We are commissioning 9 benches to be created by North Carolina artists and recognizing neighborhood connections along the Downtown Greenway. Each artist will be assigned a location and will work with the appropriate neighborhood to determine the character of that neighborhood and use that for inspiration in the design.
Five Points Bench
Gary Gresko, Oriental, NC. Installed 2009 at Five Points near the intersection of Freeman Mill Road ramp to West Lee Street.
In this video, artist Gary Gresko describes the benches he has designed for the Downtown Greenway in the Warnersville neighborhood.
This public art seating area is the first of 9 neighborhood benches to be commissioned for the Greenway. Its design reflects input from residents of the Warnersville neighborhood who attended a series of community meetings led by the artist. Warnersville, Greensboro’s first African-American community, was once known as Five Points, and so the number five is a repeated symbol in this work. The five words etched into the backs of each chair were chosen by residents to describe the essence of their neighborhood and its history. African teak was used as the material for the five seats that make up the bench. The five rocks that create a backdrop for the piece were unearthed at the original site for installation and symbolize the bedrock that Warnersville has been for the people who live there, as well as the role it has played as the foundation for the African-American community in Greensboro. The semi-circular design with individual seating was used to create an inviting, “front porch” feel that the artist hopes will encourage conversation and communication.
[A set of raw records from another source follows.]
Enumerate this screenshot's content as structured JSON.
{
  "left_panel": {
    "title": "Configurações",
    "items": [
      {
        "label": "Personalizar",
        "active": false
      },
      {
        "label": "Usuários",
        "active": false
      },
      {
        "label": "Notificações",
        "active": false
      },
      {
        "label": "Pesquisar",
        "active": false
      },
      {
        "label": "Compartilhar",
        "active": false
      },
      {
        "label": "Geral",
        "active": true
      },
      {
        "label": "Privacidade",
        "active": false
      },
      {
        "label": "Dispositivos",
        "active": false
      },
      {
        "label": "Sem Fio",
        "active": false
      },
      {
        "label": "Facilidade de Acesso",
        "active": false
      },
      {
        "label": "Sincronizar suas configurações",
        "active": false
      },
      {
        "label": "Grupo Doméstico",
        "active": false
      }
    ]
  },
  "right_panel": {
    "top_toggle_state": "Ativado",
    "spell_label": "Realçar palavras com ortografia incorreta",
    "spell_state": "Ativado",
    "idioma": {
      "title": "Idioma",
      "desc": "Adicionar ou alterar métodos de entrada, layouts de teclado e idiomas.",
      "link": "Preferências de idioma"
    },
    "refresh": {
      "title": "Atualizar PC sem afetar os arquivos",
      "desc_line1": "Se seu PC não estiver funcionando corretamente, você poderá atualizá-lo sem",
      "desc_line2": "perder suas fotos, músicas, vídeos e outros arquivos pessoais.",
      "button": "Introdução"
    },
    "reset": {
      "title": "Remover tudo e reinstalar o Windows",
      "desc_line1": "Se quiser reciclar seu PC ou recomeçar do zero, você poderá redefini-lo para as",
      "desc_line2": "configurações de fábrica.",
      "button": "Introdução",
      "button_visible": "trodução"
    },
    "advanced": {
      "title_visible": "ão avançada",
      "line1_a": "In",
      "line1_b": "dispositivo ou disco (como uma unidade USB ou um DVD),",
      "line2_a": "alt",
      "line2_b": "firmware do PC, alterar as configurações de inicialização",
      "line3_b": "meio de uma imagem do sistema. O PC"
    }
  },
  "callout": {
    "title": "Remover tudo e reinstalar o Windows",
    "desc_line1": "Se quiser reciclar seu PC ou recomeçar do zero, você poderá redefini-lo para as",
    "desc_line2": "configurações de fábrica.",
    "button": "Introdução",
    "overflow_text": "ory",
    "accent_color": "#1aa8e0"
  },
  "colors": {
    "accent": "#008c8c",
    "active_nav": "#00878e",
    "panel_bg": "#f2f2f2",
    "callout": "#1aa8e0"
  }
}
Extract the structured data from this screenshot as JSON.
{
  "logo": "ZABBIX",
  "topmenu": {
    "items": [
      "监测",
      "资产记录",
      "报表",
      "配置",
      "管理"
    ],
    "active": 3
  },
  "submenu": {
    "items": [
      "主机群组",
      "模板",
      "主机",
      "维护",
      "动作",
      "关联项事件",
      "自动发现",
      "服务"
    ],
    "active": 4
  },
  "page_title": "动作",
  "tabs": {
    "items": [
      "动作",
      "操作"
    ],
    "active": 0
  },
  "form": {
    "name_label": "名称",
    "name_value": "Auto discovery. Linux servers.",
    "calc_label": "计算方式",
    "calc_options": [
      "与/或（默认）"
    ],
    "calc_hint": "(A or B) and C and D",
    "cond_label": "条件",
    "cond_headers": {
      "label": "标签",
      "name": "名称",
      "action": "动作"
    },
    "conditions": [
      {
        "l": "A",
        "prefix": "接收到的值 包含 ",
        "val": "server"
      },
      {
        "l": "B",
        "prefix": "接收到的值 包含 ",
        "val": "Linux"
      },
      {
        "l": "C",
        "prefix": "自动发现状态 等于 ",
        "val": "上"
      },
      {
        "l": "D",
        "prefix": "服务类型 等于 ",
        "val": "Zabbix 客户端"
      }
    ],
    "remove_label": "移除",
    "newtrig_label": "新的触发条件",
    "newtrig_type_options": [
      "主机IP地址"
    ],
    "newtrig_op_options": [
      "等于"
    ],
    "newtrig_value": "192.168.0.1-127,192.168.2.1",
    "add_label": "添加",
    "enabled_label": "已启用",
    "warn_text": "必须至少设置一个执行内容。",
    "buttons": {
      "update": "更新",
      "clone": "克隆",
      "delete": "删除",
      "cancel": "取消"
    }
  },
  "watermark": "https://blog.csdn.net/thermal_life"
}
The Five Points Bench, by Gary Gresko of Oriental, NC, was installed on Monday, June 15th, 2009, and is located at the intersection of West Lee Street and the Freeman Mill Road ramp.
Ben Kastner and Toby Keeton, Wilmington, NC. Installed 2012 at Morehead Park near the intersection of Spring Garden and Edgeworth Streets.
If one were to take the analogy of Greensboro as a house, the Downtown Greenway project can be likened to a living room. In this place, community members will come together for interaction and leisure. Taking these simple terms, the artists at ALLOY have begun to think of this project as more of a couch or loveseat than a bench. In this way, a grouping of furniture-like objects which relate or face one another promotes interaction between community members using this space. Furthermore, we would indeed like this piece (or pieces) to be emblematic of the historic nature of the neighborhood. To accomplish this without interfering with a genuine historic experience, we propose taking historically inspired objects out of their normal context. Our initial sketch idea, quite simply, is to produce a finely crafted outdoor bench inspired by 19th century indoor furniture.
We see this as an opportunity to engage the public in a dialogue about the historic nature and personality of their neighborhood, including the often ostentatious manner in which people have populated homes (such as the nearby Italianate flourishes of Blandwood, for example). Furthermore, we are intrigued by the possibility of representing indoor materials such as fabric and delicate wood in an outdoor material such as steel, bronze, hardwoods or concrete. We have been trained in many blacksmith and metal working techniques, which we would like to explore in this project, such as traditional mortise and tenon joinery and sheet “repousse” or chasing work, which gives sheets of iron a billowy, almost fabric-like quality or can be used to shape details akin to a wood carving.
Durham artist Jeanette Brossart created a mosaic inlaid concrete bench that has created a seating area and formed the keystone for the new triangular park in Phase 3 called LoFi Park. After public meetings with the Fisher Park neighborhood, she designed a meandering stream that reflects the important elements of Fisher Park and its surrounding neighborhood. The park is located in front of Joymongers Brewing Company at the intersection of Smith/Eugene/Battleground and features the neighborhood bench, water fountain, and a solar powered trash receptacle. An artistic bike rack will be added to the site. Click here for examples of Jeannette’s work.